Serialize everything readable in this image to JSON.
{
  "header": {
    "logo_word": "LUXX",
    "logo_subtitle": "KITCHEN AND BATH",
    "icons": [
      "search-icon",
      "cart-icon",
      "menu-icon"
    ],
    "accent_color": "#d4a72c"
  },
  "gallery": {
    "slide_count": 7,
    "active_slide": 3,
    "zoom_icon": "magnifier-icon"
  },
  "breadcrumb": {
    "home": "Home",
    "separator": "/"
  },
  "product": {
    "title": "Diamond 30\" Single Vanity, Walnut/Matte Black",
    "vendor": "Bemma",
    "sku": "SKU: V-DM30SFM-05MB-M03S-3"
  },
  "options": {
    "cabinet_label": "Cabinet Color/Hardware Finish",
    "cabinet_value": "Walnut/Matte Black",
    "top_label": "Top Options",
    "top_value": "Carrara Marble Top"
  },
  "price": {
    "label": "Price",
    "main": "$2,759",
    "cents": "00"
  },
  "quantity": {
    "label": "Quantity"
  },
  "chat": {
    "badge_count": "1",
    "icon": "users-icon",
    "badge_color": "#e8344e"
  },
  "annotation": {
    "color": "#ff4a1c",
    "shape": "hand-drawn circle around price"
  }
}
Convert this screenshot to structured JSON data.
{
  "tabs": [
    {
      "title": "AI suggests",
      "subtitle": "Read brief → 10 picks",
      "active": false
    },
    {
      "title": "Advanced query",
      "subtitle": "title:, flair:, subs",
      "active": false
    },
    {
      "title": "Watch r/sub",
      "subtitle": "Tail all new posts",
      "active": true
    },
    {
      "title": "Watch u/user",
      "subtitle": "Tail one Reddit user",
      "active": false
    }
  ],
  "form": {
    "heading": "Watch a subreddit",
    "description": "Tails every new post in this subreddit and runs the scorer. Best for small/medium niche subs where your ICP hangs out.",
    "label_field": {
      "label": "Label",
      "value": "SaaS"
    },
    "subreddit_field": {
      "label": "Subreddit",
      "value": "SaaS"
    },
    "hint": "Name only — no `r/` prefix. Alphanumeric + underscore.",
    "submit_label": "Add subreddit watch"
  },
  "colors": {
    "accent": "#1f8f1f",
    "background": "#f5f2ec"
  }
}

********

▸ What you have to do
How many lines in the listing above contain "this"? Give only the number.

▸ Written solution
3